For each record below, retype the text exactly and omit any image.
● ● ● ●
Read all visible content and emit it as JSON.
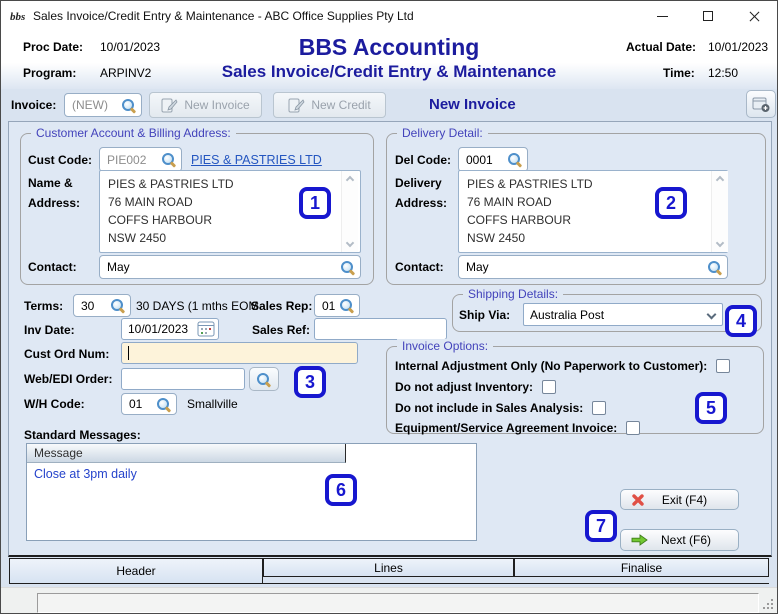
{
  "window": {
    "title": "Sales Invoice/Credit Entry & Maintenance - ABC Office Supplies Pty Ltd"
  },
  "header": {
    "proc_date_label": "Proc Date:",
    "proc_date": "10/01/2023",
    "program_label": "Program:",
    "program": "ARPINV2",
    "app_title": "BBS Accounting",
    "screen_title": "Sales Invoice/Credit Entry & Maintenance",
    "actual_date_label": "Actual Date:",
    "actual_date": "10/01/2023",
    "time_label": "Time:",
    "time": "12:50"
  },
  "invoice_bar": {
    "label": "Invoice:",
    "invoice_value": "(NEW)",
    "new_invoice_button": "New Invoice",
    "new_credit_button": "New Credit",
    "status_heading": "New Invoice"
  },
  "customer": {
    "legend": "Customer Account & Billing Address:",
    "cust_code_label": "Cust Code:",
    "cust_code": "PIE002",
    "customer_link": "PIES & PASTRIES LTD",
    "name_address_label_1": "Name &",
    "name_address_label_2": "Address:",
    "address": "PIES & PASTRIES LTD\n76 MAIN ROAD\nCOFFS HARBOUR\nNSW 2450",
    "contact_label": "Contact:",
    "contact": "May"
  },
  "delivery": {
    "legend": "Delivery Detail:",
    "del_code_label": "Del Code:",
    "del_code": "0001",
    "address_label_1": "Delivery",
    "address_label_2": "Address:",
    "address": "PIES & PASTRIES LTD\n76 MAIN ROAD\nCOFFS HARBOUR\nNSW 2450",
    "contact_label": "Contact:",
    "contact": "May"
  },
  "details": {
    "terms_label": "Terms:",
    "terms": "30",
    "terms_desc": "30 DAYS (1 mths EOM",
    "sales_rep_label": "Sales Rep:",
    "sales_rep": "01",
    "inv_date_label": "Inv Date:",
    "inv_date": "10/01/2023",
    "sales_ref_label": "Sales Ref:",
    "sales_ref": "",
    "cust_ord_label": "Cust Ord Num:",
    "cust_ord": "",
    "web_edi_label": "Web/EDI Order:",
    "web_edi": "",
    "wh_code_label": "W/H Code:",
    "wh_code": "01",
    "wh_name": "Smallville"
  },
  "shipping": {
    "legend": "Shipping Details:",
    "ship_via_label": "Ship Via:",
    "ship_via": "Australia Post"
  },
  "invoice_options": {
    "legend": "Invoice Options:",
    "options": [
      {
        "label": "Internal Adjustment Only (No Paperwork to Customer):",
        "checked": false
      },
      {
        "label": "Do not adjust Inventory:",
        "checked": false
      },
      {
        "label": "Do not include in Sales Analysis:",
        "checked": false
      },
      {
        "label": "Equipment/Service Agreement Invoice:",
        "checked": false
      }
    ]
  },
  "messages": {
    "label": "Standard Messages:",
    "column_header": "Message",
    "rows": [
      "Close at 3pm daily"
    ]
  },
  "actions": {
    "exit": "Exit (F4)",
    "next": "Next (F6)"
  },
  "tabs": [
    {
      "label": "Header",
      "active": true
    },
    {
      "label": "Lines",
      "active": false
    },
    {
      "label": "Finalise",
      "active": false
    }
  ],
  "step_badges": [
    "1",
    "2",
    "3",
    "4",
    "5",
    "6",
    "7"
  ],
  "icons": {
    "lookup": "magnifier-icon",
    "calendar": "calendar-icon",
    "new_document": "new-document-icon",
    "exit": "red-cross-icon",
    "next": "green-arrow-icon"
  },
  "colors": {
    "accent_navy": "#1c1c9e",
    "legend_violet": "#4343bb",
    "link_blue": "#2456c0",
    "message_blue": "#2543cb",
    "badge_blue": "#1717cf",
    "highlight_cream": "#fdf3da",
    "panel_blue": "#dfe8f4",
    "exit_red": "#e05045",
    "next_green": "#6fc431"
  }
}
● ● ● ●
## Solution for this problem
Read all visible content and emit it as JSON.
{
  "window": {
    "title": "Sales Invoice/Credit Entry & Maintenance - ABC Office Supplies Pty Ltd"
  },
  "header": {
    "proc_date_label": "Proc Date:",
    "proc_date": "10/01/2023",
    "program_label": "Program:",
    "program": "ARPINV2",
    "app_title": "BBS Accounting",
    "screen_title": "Sales Invoice/Credit Entry & Maintenance",
    "actual_date_label": "Actual Date:",
    "actual_date": "10/01/2023",
    "time_label": "Time:",
    "time": "12:50"
  },
  "invoice_bar": {
    "label": "Invoice:",
    "invoice_value": "(NEW)",
    "new_invoice_button": "New Invoice",
    "new_credit_button": "New Credit",
    "status_heading": "New Invoice"
  },
  "customer": {
    "legend": "Customer Account & Billing Address:",
    "cust_code_label": "Cust Code:",
    "cust_code": "PIE002",
    "customer_link": "PIES & PASTRIES LTD",
    "name_address_label_1": "Name &",
    "name_address_label_2": "Address:",
    "address": "PIES & PASTRIES LTD\n76 MAIN ROAD\nCOFFS HARBOUR\nNSW 2450",
    "contact_label": "Contact:",
    "contact": "May"
  },
  "delivery": {
    "legend": "Delivery Detail:",
    "del_code_label": "Del Code:",
    "del_code": "0001",
    "address_label_1": "Delivery",
    "address_label_2": "Address:",
    "address": "PIES & PASTRIES LTD\n76 MAIN ROAD\nCOFFS HARBOUR\nNSW 2450",
    "contact_label": "Contact:",
    "contact": "May"
  },
  "details": {
    "terms_label": "Terms:",
    "terms": "30",
    "terms_desc": "30 DAYS (1 mths EOM",
    "sales_rep_label": "Sales Rep:",
    "sales_rep": "01",
    "inv_date_label": "Inv Date:",
    "inv_date": "10/01/2023",
    "sales_ref_label": "Sales Ref:",
    "sales_ref": "",
    "cust_ord_label": "Cust Ord Num:",
    "cust_ord": "",
    "web_edi_label": "Web/EDI Order:",
    "web_edi": "",
    "wh_code_label": "W/H Code:",
    "wh_code": "01",
    "wh_name": "Smallville"
  },
  "shipping": {
    "legend": "Shipping Details:",
    "ship_via_label": "Ship Via:",
    "ship_via": "Australia Post"
  },
  "invoice_options": {
    "legend": "Invoice Options:",
    "options": [
      {
        "label": "Internal Adjustment Only (No Paperwork to Customer):",
        "checked": false
      },
      {
        "label": "Do not adjust Inventory:",
        "checked": false
      },
      {
        "label": "Do not include in Sales Analysis:",
        "checked": false
      },
      {
        "label": "Equipment/Service Agreement Invoice:",
        "checked": false
      }
    ]
  },
  "messages": {
    "label": "Standard Messages:",
    "column_header": "Message",
    "rows": [
      "Close at 3pm daily"
    ]
  },
  "actions": {
    "exit": "Exit (F4)",
    "next": "Next (F6)"
  },
  "tabs": [
    {
      "label": "Header",
      "active": true
    },
    {
      "label": "Lines",
      "active": false
    },
    {
      "label": "Finalise",
      "active": false
    }
  ],
  "step_badges": [
    "1",
    "2",
    "3",
    "4",
    "5",
    "6",
    "7"
  ],
  "icons": {
    "lookup": "magnifier-icon",
    "calendar": "calendar-icon",
    "new_document": "new-document-icon",
    "exit": "red-cross-icon",
    "next": "green-arrow-icon"
  },
  "colors": {
    "accent_navy": "#1c1c9e",
    "legend_violet": "#4343bb",
    "link_blue": "#2456c0",
    "message_blue": "#2543cb",
    "badge_blue": "#1717cf",
    "highlight_cream": "#fdf3da",
    "panel_blue": "#dfe8f4",
    "exit_red": "#e05045",
    "next_green": "#6fc431"
  }
}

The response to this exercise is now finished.